“Amazon has weathered uncertain and difficult economies in the past, and we will continue to do so,” CEO Andy Jassy said in a note to employees that the company made public. “These changes will help us pursue our long-term opportunities with a stronger cost structure.”
He said the layoffs will mostly impact the company’s brick-and-mortar stores, which include Amazon Fresh and Amazon Go, and its PXT organizations, which handle human resources and other functions.
In November, Jassy told staff that layoffs were coming due to the economic landscape and the company’s rapid hiring in the last several years. Wednesday’s announcement included earlier job cuts that had not been numbered. The company had also offered voluntary buyouts and has been cutting costs in other areas of its sprawling business.
“As part of our annual planning process for 2023, leaders across the company have been working with their teams and looking at their workforce levels, investments they want to make in the future, and prioritizing what matters most to customers and the long-term health of our businesses. This year’s review has been more difficult given the uncertain economy and that we’ve hired rapidly over the last several years,” Jassy said in a message to workers.
“In November, we communicated the hard decision to eliminate a number of positions across our Devices and Books businesses, and also announced a voluntary reduction offer for some employees in our People, Experience, and Technology (PXT) organization. I also shared that we weren’t done with our annual planning process and that I expected there would be more role reductions in early 2023,” he continued.
“Today, I wanted to share the outcome of these further reviews, which is the difficult decision to eliminate additional roles. Between the reductions we made in November and the ones we’re sharing today, we plan to eliminate just over 18,000 roles.”
Amazon intends to notify affected workers from January 18. It is likely that most will be concentrated in the United States, which is its biggest market and where most of its workers are based.
Last year, more than 150,000 tech jobs were cut, according to the website layoffs.fyi, which tracks company layoff announcements. Meta announced 11,000 layoffs, partially due to lack of interest in its metaverse plans; Elon Musk cut 7,500 workers from Twitter; the social network Snap laid off 20% of its workforce in August; bike maker Peloton announced 4,000 layoffs in October; and Netflix cut 500 emloyees.
While many tech companies thrived during the Covid-19 pandemic, the end of lockdown and the return to normalcy have hurt business. Strategic mistakes, over-hiring and the economic slowdown have worsened matters, leading to tens of thousands of layoffs. This is despite the strength of the US labor market, where the unemployment rate is at near 50-year lows. The year 2023 has not gotten off to a better start. Business software maker Salesforce also announced cuts on Wednesday. It said it is laying off about 8,000 employees, or 10% of its workforce.

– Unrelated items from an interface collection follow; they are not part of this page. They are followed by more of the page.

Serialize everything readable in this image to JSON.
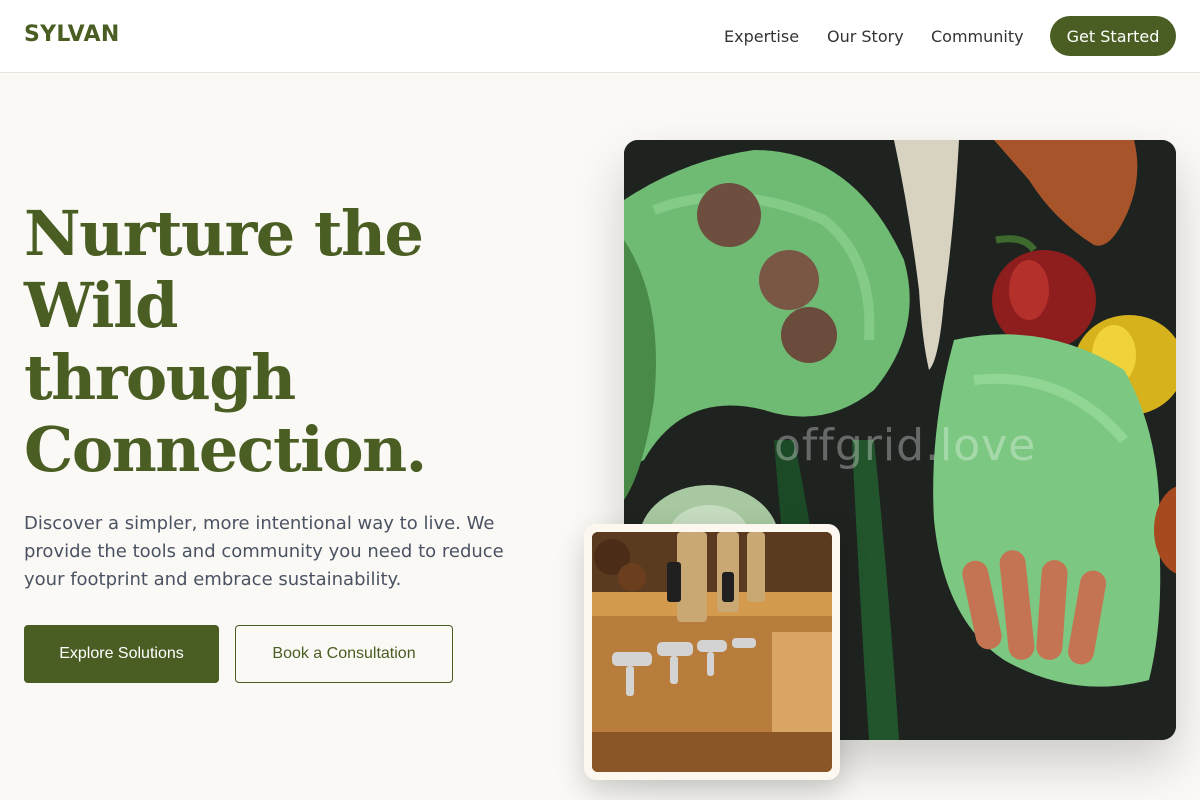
{
  "brand": {
    "name": "SYLVAN"
  },
  "nav": {
    "links": [
      "Expertise",
      "Our Story",
      "Community"
    ],
    "cta_label": "Get Started"
  },
  "hero": {
    "title_lines": [
      "Nurture the",
      "Wild",
      "through",
      "Connection."
    ],
    "description": "Discover a simpler, more intentional way to live. We provide the tools and community you need to reduce your footprint and embrace sustainability.",
    "primary_button": "Explore Solutions",
    "secondary_button": "Book a Consultation"
  },
  "images": {
    "main_watermark": "offgrid.love"
  },
  "colors": {
    "brand": "#4a5d23",
    "background": "#faf9f5",
    "text_muted": "#4b5363"
  }
}
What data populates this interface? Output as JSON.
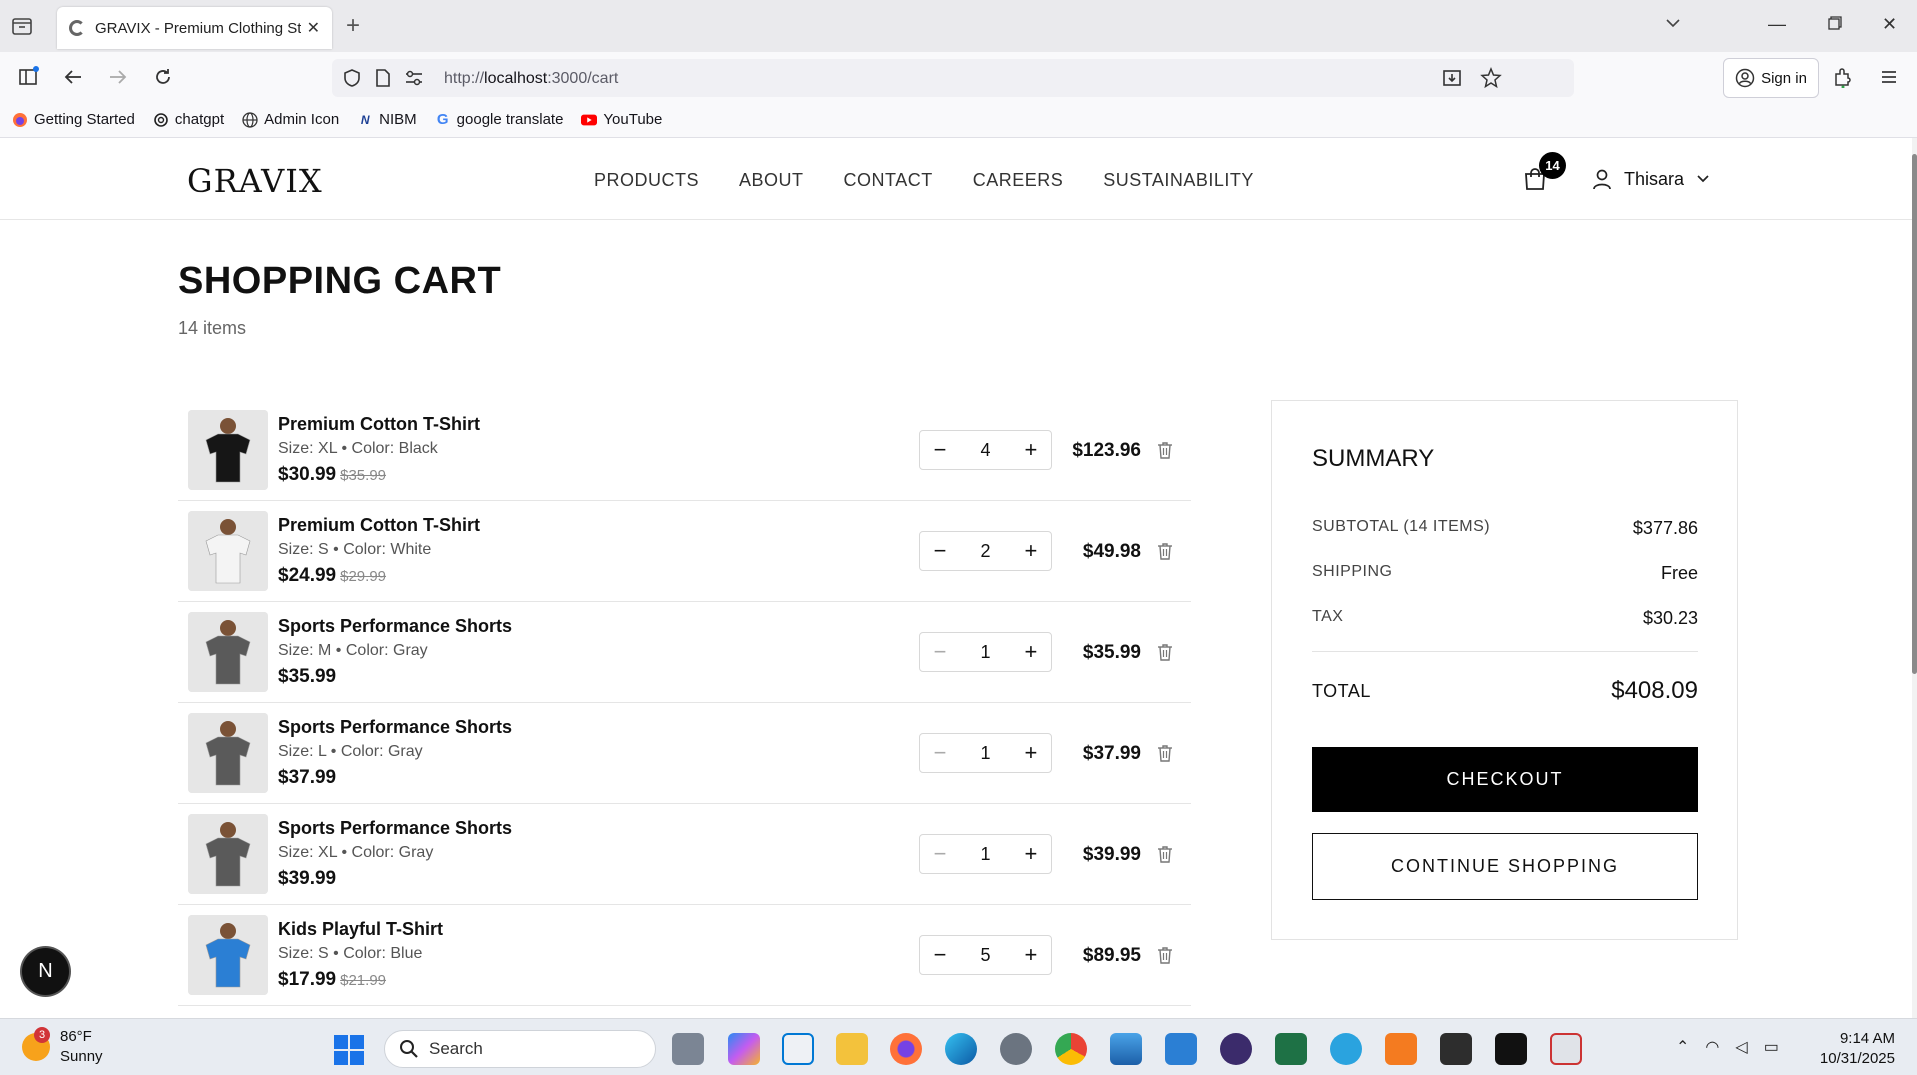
{
  "browser": {
    "tab_title": "GRAVIX - Premium Clothing Sto",
    "url_prefix": "http://",
    "url_host": "localhost",
    "url_rest": ":3000/cart",
    "sign_in_label": "Sign in",
    "bookmarks": [
      {
        "label": "Getting Started",
        "icon": "firefox-icon"
      },
      {
        "label": "chatgpt",
        "icon": "chatgpt-icon"
      },
      {
        "label": "Admin Icon",
        "icon": "globe-icon"
      },
      {
        "label": "NIBM",
        "icon": "nibm-icon"
      },
      {
        "label": "google translate",
        "icon": "google-icon"
      },
      {
        "label": "YouTube",
        "icon": "youtube-icon"
      }
    ]
  },
  "site": {
    "logo": "GRAVIX",
    "nav": [
      "PRODUCTS",
      "ABOUT",
      "CONTACT",
      "CAREERS",
      "SUSTAINABILITY"
    ],
    "cart_count": "14",
    "user_name": "Thisara"
  },
  "cart": {
    "title": "SHOPPING CART",
    "count_label": "14 items",
    "items": [
      {
        "name": "Premium Cotton T-Shirt",
        "size_label": "Size:",
        "size": "XL",
        "color_label": "Color:",
        "color": "Black",
        "price": "$30.99",
        "original_price": "$35.99",
        "qty": "4",
        "line_total": "$123.96",
        "minus_enabled": true,
        "swatch": "#161616"
      },
      {
        "name": "Premium Cotton T-Shirt",
        "size_label": "Size:",
        "size": "S",
        "color_label": "Color:",
        "color": "White",
        "price": "$24.99",
        "original_price": "$29.99",
        "qty": "2",
        "line_total": "$49.98",
        "minus_enabled": true,
        "swatch": "#f4f4f4"
      },
      {
        "name": "Sports Performance Shorts",
        "size_label": "Size:",
        "size": "M",
        "color_label": "Color:",
        "color": "Gray",
        "price": "$35.99",
        "original_price": "",
        "qty": "1",
        "line_total": "$35.99",
        "minus_enabled": false,
        "swatch": "#5a5a5a"
      },
      {
        "name": "Sports Performance Shorts",
        "size_label": "Size:",
        "size": "L",
        "color_label": "Color:",
        "color": "Gray",
        "price": "$37.99",
        "original_price": "",
        "qty": "1",
        "line_total": "$37.99",
        "minus_enabled": false,
        "swatch": "#5a5a5a"
      },
      {
        "name": "Sports Performance Shorts",
        "size_label": "Size:",
        "size": "XL",
        "color_label": "Color:",
        "color": "Gray",
        "price": "$39.99",
        "original_price": "",
        "qty": "1",
        "line_total": "$39.99",
        "minus_enabled": false,
        "swatch": "#5a5a5a"
      },
      {
        "name": "Kids Playful T-Shirt",
        "size_label": "Size:",
        "size": "S",
        "color_label": "Color:",
        "color": "Blue",
        "price": "$17.99",
        "original_price": "$21.99",
        "qty": "5",
        "line_total": "$89.95",
        "minus_enabled": true,
        "swatch": "#2b7fd4"
      }
    ]
  },
  "summary": {
    "title": "SUMMARY",
    "subtotal_label": "SUBTOTAL (14 ITEMS)",
    "subtotal": "$377.86",
    "shipping_label": "SHIPPING",
    "shipping": "Free",
    "tax_label": "TAX",
    "tax": "$30.23",
    "total_label": "TOTAL",
    "total": "$408.09",
    "checkout_label": "CHECKOUT",
    "continue_label": "CONTINUE SHOPPING"
  },
  "dev_badge": "N",
  "taskbar": {
    "temp": "86°F",
    "condition": "Sunny",
    "weather_badge": "3",
    "search_placeholder": "Search",
    "time": "9:14 AM",
    "date": "10/31/2025"
  },
  "colors": {
    "accent": "#000000",
    "youtube": "#ff0000",
    "windows_blue": "#1a73e8"
  }
}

Sign up for our weekly newsletter to get more English-language news coverage from EL PAÍS USA Edition